This is something that Art Therapists are really just starting to explore. Currently, I tend not to include art-making during an online session (although I wouldn’t necessarily rule it out) but sometimes my online clients may create artworks in between sessions (emailing me the photos, if they wish, before our next session). We will also sometimes talk in terms of imagery and metaphor, perhaps more than some online counsellors might.
Is Art Therapy more beneficial than ‘traditional’ therapies?
I think it depends on the therapist, and certainly on the client too, and what the client wants and needs. I think that Art Psychotherapy can help people access certain understandings about themselves quite quickly – it can sometimes provide a bit of a short-cut to get to some important inner stuff. But I am a big fan of other types of psychotherapy too, and I think there’s a place for all of it.
Would anyone else need to know that I am in therapy?
Most private clients prefer to keep the work entirely private. There is normally no reason why your family, friends, doctor or employer would need to know that you are going to Art Therapy, unless you choose to tell them. If there is another professional that you want your therapist to speak with, such as your doctor or care co-ordinator, you should discuss this with her. Your therapist will discuss limits to confidentiality at the start of treatment, and will give you a form to sign to show that you have understood this.
If you are using some form of health insurance, your therapist may be obliged to discuss your case with your insurance company – this is one of the reasons why many Art Therapists prefer not to work with insurance companies.
If you are having Art Therapy in an NHS setting, such as a Mental Health outpatient unit or hospital ward, then certain medical staff may have access to your records.
I find my art group/ class very therapeutic. How would I know whether I should see an Art Therapist individually as well?
Certainly, being involved in the arts on any level can be therapeutic and helpful in lots of ways, and that’s wonderful! Connecting with our creativity, especially when it also involves collaborating with or working alongside other people, can be really positive, satisfying and constructive.
I think that you might have a sense, deep-down, of when you need something more – when you need to find someone very experienced who can provide something that is particularly geared to you and the issue that you are currently struggling with.
You might be looking for a therapist to help you manage feelings of shame or confusion or distress; it can be very difficult to work through those feelings successfully on your own. The empathy, recognition and understanding of your therapist can be absolutely crucial in enabling you to gradually discover, manage and accept parts of yourself that perhaps had to stay hidden before.
How do I find an Art Therapist?
Check with the professional organisations that regulate Art Therapy in your country or State. In the UK, where I am based, you can contact the British Association of Art Therapists. (If you are a registered Art Therapist outside of the UK, do let me know in the comments below, of the professional organisation that you belong to, so I can add it to the resources section).
How often should I have sessions with my Art Therapist?

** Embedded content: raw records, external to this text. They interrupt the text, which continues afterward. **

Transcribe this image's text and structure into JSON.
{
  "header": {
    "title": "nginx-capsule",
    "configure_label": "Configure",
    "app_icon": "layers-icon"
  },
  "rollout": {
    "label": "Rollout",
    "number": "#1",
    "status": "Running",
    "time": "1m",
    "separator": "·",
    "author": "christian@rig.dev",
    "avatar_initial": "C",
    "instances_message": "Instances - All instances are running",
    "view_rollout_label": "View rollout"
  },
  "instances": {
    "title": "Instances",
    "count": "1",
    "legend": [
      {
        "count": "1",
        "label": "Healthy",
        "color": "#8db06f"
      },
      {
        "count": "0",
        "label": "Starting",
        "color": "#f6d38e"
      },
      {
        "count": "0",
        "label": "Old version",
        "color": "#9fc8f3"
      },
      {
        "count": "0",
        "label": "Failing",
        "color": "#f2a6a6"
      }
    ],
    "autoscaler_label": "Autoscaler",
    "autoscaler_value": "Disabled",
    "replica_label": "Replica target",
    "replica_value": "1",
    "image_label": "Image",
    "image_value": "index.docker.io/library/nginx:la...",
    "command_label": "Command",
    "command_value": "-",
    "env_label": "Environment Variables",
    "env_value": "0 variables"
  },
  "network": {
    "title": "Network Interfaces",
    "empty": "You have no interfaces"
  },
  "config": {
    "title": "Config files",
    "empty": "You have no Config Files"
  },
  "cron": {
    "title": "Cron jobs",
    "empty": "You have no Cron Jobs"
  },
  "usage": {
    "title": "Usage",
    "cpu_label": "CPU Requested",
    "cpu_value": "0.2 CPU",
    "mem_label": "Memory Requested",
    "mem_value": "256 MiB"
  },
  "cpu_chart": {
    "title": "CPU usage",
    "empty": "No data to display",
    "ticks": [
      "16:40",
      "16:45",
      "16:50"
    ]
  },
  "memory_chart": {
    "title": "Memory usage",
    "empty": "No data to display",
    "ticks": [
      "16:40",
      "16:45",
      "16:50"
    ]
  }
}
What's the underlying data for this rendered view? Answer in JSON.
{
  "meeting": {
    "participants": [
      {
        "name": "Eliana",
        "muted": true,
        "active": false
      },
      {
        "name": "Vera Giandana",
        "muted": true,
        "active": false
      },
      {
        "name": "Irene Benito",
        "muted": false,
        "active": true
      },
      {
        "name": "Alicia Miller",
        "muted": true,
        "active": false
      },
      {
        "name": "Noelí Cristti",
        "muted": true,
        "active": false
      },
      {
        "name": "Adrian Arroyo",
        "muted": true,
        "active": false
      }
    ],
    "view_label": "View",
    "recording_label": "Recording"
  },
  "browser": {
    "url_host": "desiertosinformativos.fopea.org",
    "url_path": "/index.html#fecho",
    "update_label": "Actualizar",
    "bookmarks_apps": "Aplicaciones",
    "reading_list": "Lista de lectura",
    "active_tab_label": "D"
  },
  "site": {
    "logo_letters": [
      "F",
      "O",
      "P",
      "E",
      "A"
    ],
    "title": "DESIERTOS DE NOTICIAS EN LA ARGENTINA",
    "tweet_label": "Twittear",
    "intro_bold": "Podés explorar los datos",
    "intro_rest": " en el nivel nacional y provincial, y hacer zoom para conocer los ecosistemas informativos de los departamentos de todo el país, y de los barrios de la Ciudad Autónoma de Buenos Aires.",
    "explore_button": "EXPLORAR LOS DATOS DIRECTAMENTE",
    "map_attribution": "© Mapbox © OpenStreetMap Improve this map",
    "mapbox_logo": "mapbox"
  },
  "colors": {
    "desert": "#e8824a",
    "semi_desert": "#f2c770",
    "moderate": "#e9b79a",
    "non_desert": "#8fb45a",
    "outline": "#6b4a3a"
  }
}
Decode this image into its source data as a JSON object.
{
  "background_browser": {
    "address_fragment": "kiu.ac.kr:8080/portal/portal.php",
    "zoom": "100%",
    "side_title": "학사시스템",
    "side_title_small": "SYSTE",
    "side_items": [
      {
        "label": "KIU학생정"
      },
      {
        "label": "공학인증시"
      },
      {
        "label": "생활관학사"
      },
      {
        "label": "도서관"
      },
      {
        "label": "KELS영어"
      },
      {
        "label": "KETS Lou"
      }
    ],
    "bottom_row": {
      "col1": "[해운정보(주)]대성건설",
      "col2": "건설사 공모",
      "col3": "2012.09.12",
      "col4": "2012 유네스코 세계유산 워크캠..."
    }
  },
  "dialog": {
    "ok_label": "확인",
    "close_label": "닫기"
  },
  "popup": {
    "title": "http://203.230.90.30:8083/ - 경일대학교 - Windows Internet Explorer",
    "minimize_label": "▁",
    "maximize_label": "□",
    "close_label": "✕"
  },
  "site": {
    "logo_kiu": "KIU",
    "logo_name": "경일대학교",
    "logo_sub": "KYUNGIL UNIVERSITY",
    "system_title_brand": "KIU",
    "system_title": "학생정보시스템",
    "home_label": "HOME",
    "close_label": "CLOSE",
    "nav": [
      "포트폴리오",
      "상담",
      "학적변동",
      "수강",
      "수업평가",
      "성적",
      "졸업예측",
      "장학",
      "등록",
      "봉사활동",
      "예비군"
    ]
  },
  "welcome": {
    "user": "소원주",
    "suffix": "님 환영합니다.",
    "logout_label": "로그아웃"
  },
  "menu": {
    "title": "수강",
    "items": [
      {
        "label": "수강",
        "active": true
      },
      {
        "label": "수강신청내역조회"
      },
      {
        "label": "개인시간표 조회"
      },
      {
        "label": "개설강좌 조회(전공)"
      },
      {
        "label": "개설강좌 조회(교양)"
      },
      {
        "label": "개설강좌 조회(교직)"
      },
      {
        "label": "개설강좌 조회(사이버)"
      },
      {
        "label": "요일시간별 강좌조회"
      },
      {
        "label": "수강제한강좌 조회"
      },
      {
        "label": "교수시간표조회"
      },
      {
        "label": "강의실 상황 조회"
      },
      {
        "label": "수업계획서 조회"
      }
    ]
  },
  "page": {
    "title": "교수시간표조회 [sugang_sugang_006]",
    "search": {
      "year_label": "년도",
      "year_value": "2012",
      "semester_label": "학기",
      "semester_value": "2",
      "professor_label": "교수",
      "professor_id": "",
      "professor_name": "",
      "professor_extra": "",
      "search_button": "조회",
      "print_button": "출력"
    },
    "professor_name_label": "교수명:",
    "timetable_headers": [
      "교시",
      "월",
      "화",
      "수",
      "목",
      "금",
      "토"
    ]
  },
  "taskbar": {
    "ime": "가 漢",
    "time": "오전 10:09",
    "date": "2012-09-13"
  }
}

The way I work is one-to-one, usually once a week at the same time each week, until you reach your goals. The work is entirely unique and tailored to that client. It is very boundaried and contained, and these limits provide a great sense of safety and structure for the work.
What is Art Therapy, Part 6:
For more information about Art Therapy, you may like to visit the following websites:
I hope that this article has helped answer the question, What is Art Therapy?
Is there something you’re still curious about, with regard to what happens in Art Therapy?
Or maybe you’re a fellow Art Therapist and you feel there’s something I’ve missed out in this blog post?
Please write in the comments below – I’d love to hear from you!